International experience and growing exposure in this country indicates that social farming has significant potential to make a real and lasting difference in young people’s lives, especially those who are facing challenges, according to Social Farming Ireland policy officer Dr. Aisling Moroney.

“We know that social farming provides a real life learning experience, away from mainstream settings which are not always a good fit,” said Aisling, as she unveiled plans for many schools around the country to offer social farming programmes from next September.

“Social farming builds genuine self esteem and confidence, the kind that comes from doing a job well, from making a contribution or overcoming fears and trying something new, or mastering a new skill.

“We know from a case study in Carndonagh, that it allows some students to shine in a way that they may not be used to.”

Carndonagh Community School

Leaving Cert Applied students in Carndonagh Community School (CS), Malin Head, Co. Donegal, have revelled in the chance to take part in social farming.

Elaine Meehan, coordinator of the Leaving Cert Applied programme at Carndonagh CS, recalled her original motivation in supporting her students to take part in social farming.

“A lot comes back to the idea of active citizenship,” she said.

“I wanted them to know how a farm works, that it’s hard work. You can sit and have your cup of coffee and chat but you can also get to see new life, get mud on your hands, get dirty; the fundamentals of life.”

Since late 2018, 29 students from Carndonagh have had the chance to spend time social farming on William McLaughlin’s dairy farm, located only 7km from the school.  

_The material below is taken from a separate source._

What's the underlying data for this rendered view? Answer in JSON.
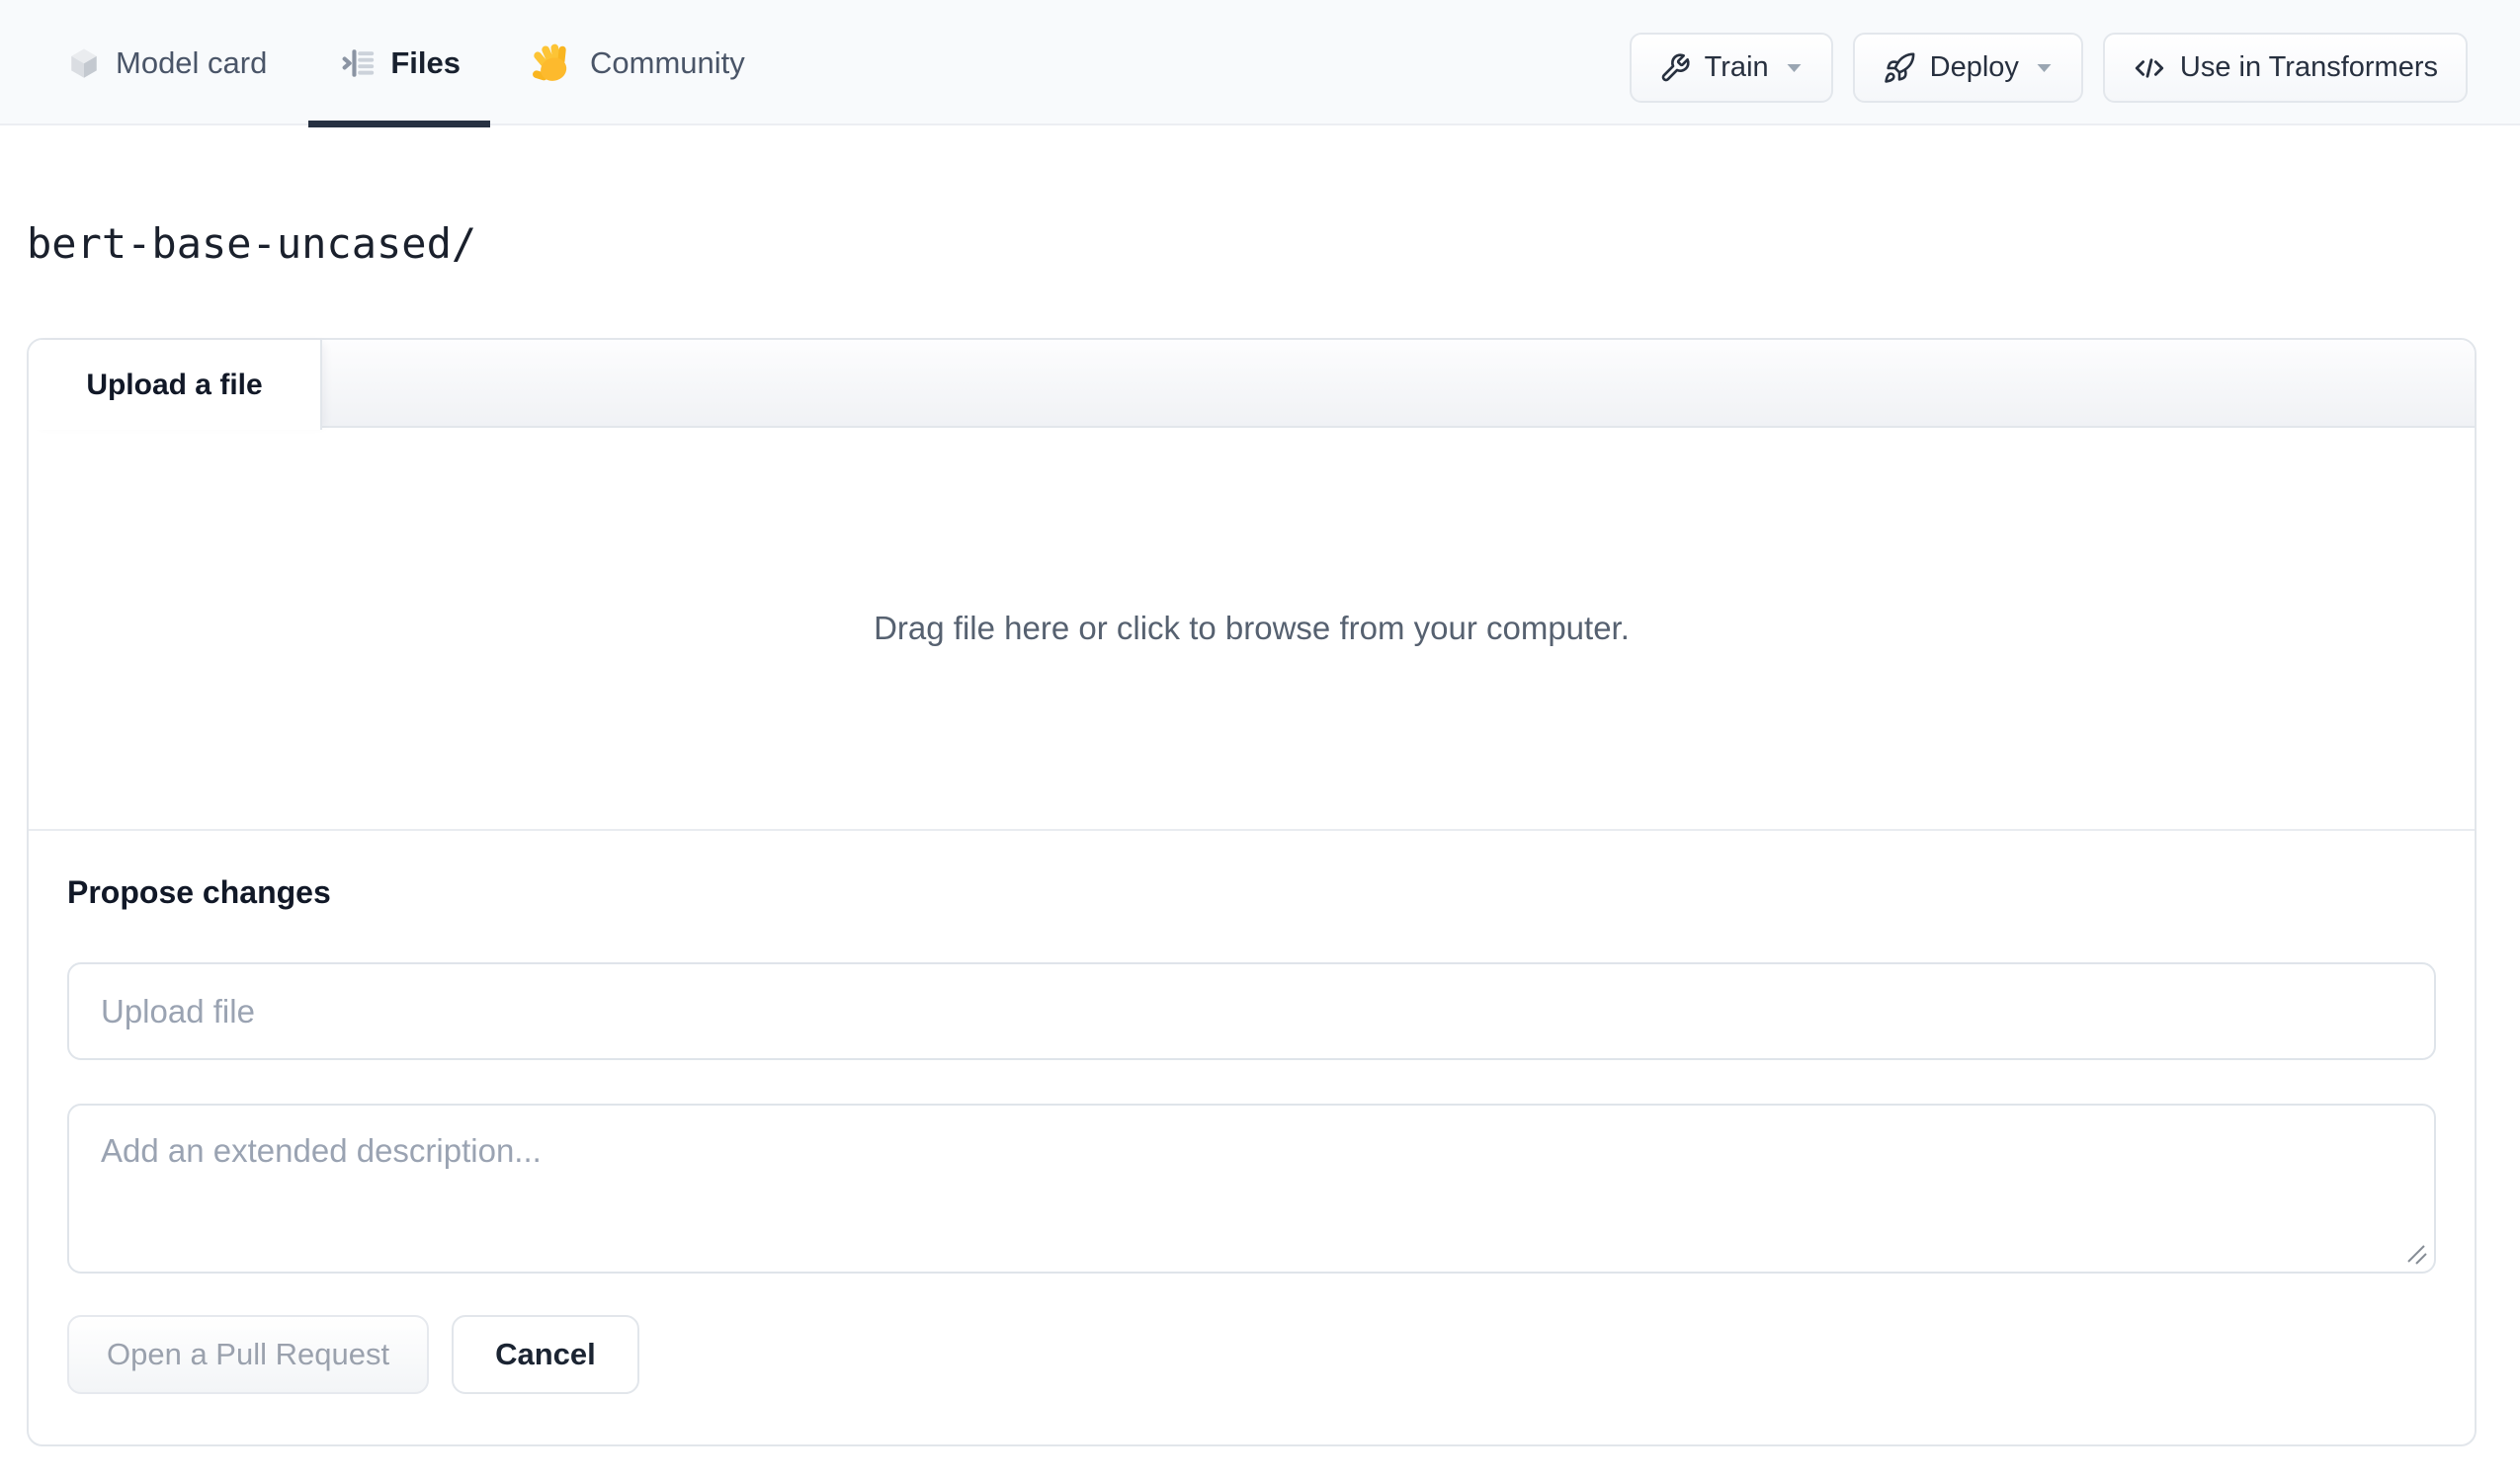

For one day per week for eight weeks, and in groups of three or four, they worked alongside and with the support of William on the kind of everyday tasks typical of a farm. These included: feeding calves; moving cattle; cleaning the yard and changing the bedding; cleaning the milking parlour; dosing cattle; fencing; tidying and chopping wood.

Some were lucky enough to be there when animals were born. One of the students, Laura, who spoke at a recent Social Farming Ireland online event on social farming and the Leaving Cert Applied programme, recalled witnessing a cow needing a Caesarean section

“This is real life on the farm, away from phones and distractions and a chance to be part of and contribute to something important. Of course it’s also good fun,” said Elaine.

The cheerful aspect was important to student Brendan, who said:

“It was good craic. I mean we did the work and took it seriously but at the same time, you had the craic. It was very enjoyable.”

For Laura, it was the best thing she did in the Leaving Cert Applied programme. Elaine noted that attendance was excellent, that students engaged with the social farming more than anything else they tried. There was also the buzz about it which spread throughout the student body, she said.

“It brought a real energy and excitement back to the classroom. Every week the other students would be dying to hear what had gone on,” Laura said.

Social Farming Ireland

Through Social Farming Ireland, a small but growing number of young people like Laura and Brendan are having the opportunity to take part in social farming as part of their Leaving Cert Applied programme, in Transition Year at school or through other services, with the support of teaching staff at their school.

The relationship between the social farmer and the students lies at the heart of the experience and is key to its success, according to Aisling.

“As Elaine put it, the most important thing was the respect that William showed the students and that he trusted them and let them show initiative.

“It was crucial for me that he showed them respect and understanding and that he enjoyed being with them and having the craic,” she said.

“There are now almost 100 Social Farming Ireland trained social farmers around the country who have the skills, personalities and experience to provide positive life-enhancing and in some cases, life-changing opportunities for young people in the everyday community setting of the family farm.”

The team at Social Farming Ireland recently presented their report to 35 schools from 17 counties, with many planning to offer the social farming option from September 2021.

“Our regional officers are working hard with key people in the schools to ensure everything is in place for September, when we hope the schools will be back to normal,” said Aisling.

Held via Zoom, the schools’ event had contributions from Elaine in Carndonagh school, some of the students involved and farmer, William McLaughlin.

“On the evening we also had contributions from other areas such as a farm in Waterford that has also hosted participants from a local school, and another in Leitrim that featured on ‘Ear to the Ground’ in November 2020.

“There have also been interactions with schools in Cavan and Wexford, to mention a few,” concluded Aisling.